Excerpts from an interface dataset:
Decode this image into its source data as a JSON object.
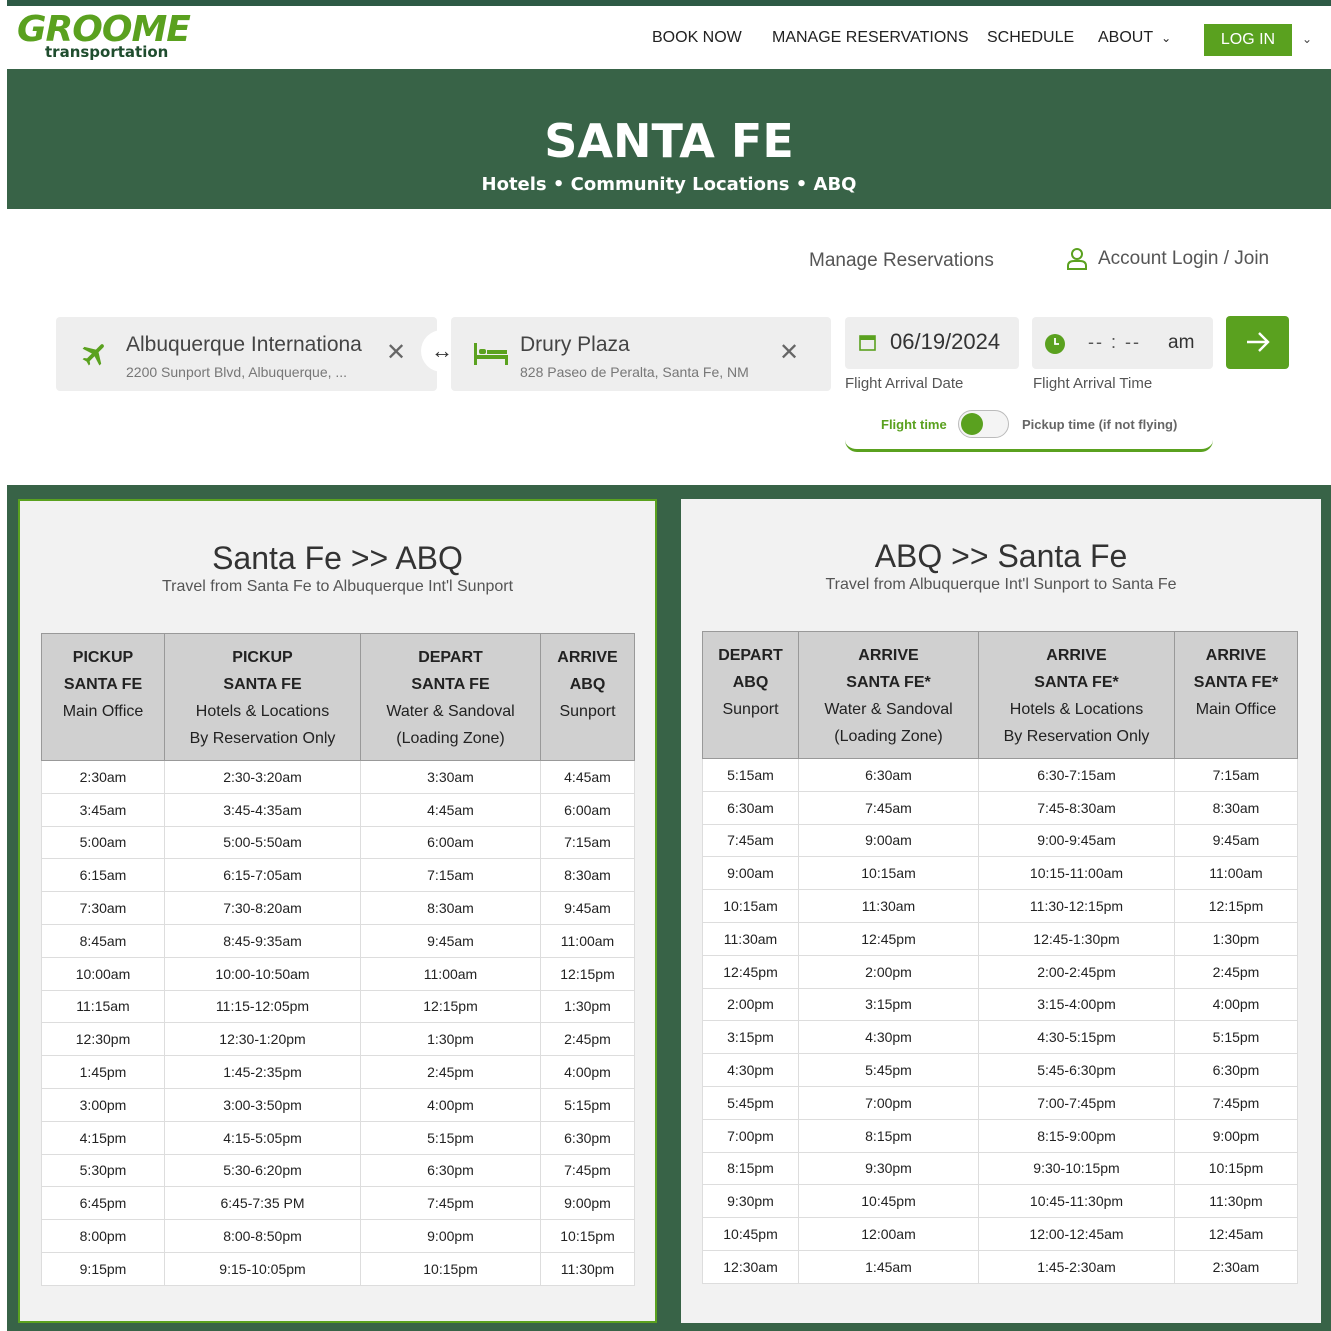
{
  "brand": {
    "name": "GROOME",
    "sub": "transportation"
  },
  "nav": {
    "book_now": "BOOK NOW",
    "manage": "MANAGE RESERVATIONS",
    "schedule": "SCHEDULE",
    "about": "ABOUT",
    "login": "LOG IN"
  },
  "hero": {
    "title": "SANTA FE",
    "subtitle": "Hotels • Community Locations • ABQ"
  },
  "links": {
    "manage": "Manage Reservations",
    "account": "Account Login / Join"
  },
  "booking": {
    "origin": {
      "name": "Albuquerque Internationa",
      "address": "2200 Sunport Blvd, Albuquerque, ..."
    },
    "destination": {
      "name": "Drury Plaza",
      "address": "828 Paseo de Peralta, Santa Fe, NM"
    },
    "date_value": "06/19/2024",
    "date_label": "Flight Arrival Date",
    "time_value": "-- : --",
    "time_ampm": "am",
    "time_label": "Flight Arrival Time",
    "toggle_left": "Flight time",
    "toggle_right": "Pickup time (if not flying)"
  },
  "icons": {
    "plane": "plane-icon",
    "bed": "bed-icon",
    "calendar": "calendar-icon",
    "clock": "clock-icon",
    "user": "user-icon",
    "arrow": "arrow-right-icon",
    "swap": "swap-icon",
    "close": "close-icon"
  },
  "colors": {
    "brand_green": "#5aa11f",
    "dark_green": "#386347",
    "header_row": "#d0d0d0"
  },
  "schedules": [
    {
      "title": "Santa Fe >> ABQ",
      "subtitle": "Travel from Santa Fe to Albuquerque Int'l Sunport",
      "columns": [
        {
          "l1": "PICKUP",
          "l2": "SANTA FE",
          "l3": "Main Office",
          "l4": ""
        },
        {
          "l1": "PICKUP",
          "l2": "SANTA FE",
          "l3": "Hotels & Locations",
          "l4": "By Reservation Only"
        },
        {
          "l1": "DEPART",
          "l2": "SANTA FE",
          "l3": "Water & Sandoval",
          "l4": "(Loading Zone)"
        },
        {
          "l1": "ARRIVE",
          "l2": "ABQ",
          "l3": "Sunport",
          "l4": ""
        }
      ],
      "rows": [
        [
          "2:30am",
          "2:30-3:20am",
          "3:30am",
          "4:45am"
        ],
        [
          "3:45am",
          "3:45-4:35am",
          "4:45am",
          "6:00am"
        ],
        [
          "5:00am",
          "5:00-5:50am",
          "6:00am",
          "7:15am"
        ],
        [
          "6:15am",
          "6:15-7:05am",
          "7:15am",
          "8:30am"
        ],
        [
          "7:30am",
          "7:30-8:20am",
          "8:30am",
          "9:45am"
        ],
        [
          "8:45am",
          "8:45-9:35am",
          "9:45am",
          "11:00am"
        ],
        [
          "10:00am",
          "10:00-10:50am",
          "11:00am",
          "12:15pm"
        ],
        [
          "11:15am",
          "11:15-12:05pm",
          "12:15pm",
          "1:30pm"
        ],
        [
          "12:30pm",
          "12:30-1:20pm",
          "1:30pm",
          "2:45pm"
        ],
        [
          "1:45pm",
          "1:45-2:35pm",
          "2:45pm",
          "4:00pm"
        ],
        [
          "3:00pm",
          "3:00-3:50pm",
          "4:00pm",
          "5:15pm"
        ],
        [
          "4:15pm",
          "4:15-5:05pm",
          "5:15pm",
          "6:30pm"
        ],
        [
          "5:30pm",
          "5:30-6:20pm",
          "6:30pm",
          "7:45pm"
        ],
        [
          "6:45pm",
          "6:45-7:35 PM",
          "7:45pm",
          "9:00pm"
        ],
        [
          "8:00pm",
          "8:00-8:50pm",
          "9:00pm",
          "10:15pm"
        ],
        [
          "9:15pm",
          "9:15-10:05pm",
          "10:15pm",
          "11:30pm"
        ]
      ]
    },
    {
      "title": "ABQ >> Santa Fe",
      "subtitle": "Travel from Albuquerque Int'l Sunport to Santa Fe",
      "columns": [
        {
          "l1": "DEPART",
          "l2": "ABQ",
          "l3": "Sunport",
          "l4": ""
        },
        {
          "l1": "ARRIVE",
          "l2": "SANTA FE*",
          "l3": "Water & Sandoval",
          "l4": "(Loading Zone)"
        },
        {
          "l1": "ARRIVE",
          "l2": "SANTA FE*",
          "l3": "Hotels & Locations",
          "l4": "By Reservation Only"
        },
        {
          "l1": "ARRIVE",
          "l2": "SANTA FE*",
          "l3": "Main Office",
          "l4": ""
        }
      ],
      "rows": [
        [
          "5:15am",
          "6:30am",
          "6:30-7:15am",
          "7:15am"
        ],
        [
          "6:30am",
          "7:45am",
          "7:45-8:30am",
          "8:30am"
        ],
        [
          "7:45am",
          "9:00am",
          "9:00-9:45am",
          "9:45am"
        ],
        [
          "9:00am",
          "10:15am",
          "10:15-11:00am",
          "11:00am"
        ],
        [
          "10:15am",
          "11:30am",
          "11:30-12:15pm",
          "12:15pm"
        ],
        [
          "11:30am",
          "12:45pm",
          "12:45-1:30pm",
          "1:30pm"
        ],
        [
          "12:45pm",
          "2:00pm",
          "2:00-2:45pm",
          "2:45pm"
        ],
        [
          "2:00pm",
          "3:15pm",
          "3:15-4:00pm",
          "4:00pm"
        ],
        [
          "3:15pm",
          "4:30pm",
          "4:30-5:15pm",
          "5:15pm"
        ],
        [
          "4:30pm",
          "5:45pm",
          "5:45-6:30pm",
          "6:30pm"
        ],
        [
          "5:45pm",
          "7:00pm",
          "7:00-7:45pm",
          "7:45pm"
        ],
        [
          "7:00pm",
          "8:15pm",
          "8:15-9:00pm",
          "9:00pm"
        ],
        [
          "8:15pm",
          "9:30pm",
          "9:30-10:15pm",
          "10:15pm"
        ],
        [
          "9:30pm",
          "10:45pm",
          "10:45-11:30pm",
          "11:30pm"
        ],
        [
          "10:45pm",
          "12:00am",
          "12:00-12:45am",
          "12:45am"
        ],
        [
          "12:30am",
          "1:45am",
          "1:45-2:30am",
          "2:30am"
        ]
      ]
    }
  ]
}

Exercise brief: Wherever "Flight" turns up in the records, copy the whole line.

Task response:
    "date_label": "Flight Arrival Date",
    "time_label": "Flight Arrival Time",
    "toggle_left": "Flight time",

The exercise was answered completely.